A while ago, I was laid off from a 9-5 job. Mind you, it was not a job that I particularly loved, and I remember feeling a bit bored and stifled with its day-in and day-out responsibilities that were neither intellectually nor emotionally/spiritually sustaining.
Nevertheless, I started to panic, because at least it paid the bills and the thought of financial uncertainty terrified me.
But here’s where my own missteps came in: As I started to assemble a resume, apply for new jobs, desperately hoping I would find employment soon, a voice in the back of my head chimed in.
I’ll feel so much better once I get that job interview!
I know everything will be okay once I get the job offer.
I will be happy again once I am in a new job.
Once I get that first paycheck, I know I’ll smile and feel better about everything.
Do you see the dangerous pattern going on here?
You’ve probably done something like this, too. And it can sabotage your ability to move on.
Relying on External Factors to Make you Happy

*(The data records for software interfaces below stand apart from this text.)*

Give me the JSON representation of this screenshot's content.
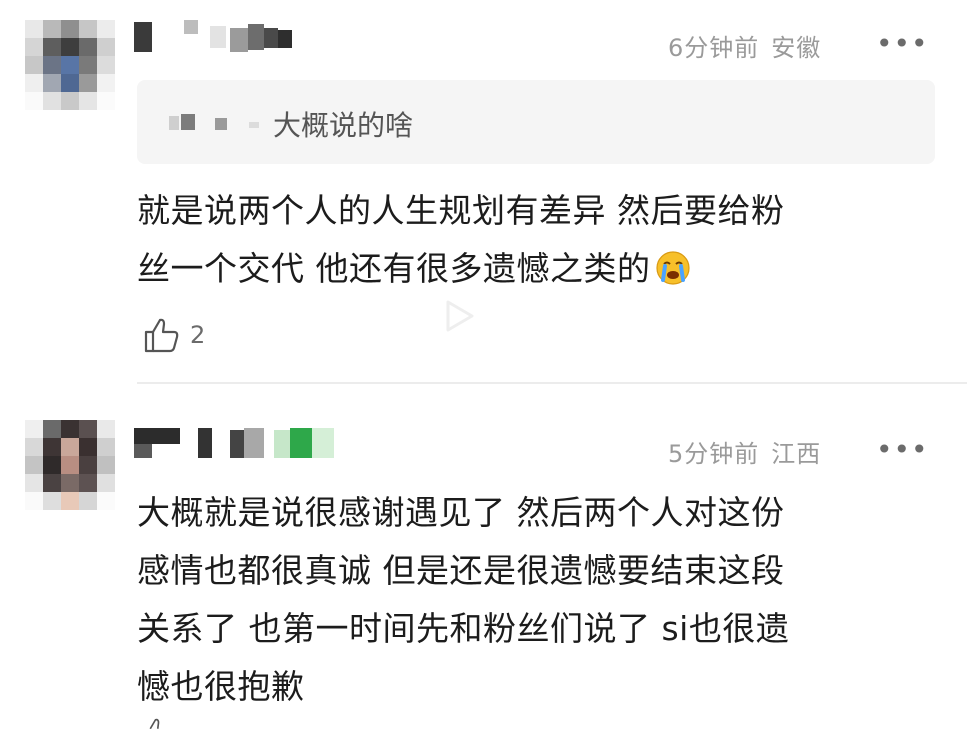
{
  "comments": [
    {
      "time": "6分钟前",
      "location": "安徽",
      "more": "•••",
      "reply_quote": "大概说的啥",
      "text_lines": [
        "就是说两个人的人生规划有差异 然后要给粉",
        "丝一个交代 他还有很多遗憾之类的"
      ],
      "emoji": "crying-face",
      "likes": "2"
    },
    {
      "time": "5分钟前",
      "location": "江西",
      "more": "•••",
      "text_lines": [
        "大概就是说很感谢遇见了 然后两个人对这份",
        "感情也都很真诚 但是还是很遗憾要结束这段",
        "关系了 也第一时间先和粉丝们说了 si也很遗",
        "憾也很抱歉"
      ]
    }
  ],
  "icons": {
    "like": "thumbs-up-icon",
    "more": "more-options-icon",
    "play": "play-icon"
  },
  "colors": {
    "meta": "#9a9a9a",
    "text": "#1c1c1c",
    "quote_bg": "#f5f5f5"
  }
}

During the next few months, we are going on a quest. And that quest is learning how to take our lives back. But we cannot do that if we are dependent on outside factors to shape how we move on from divorce.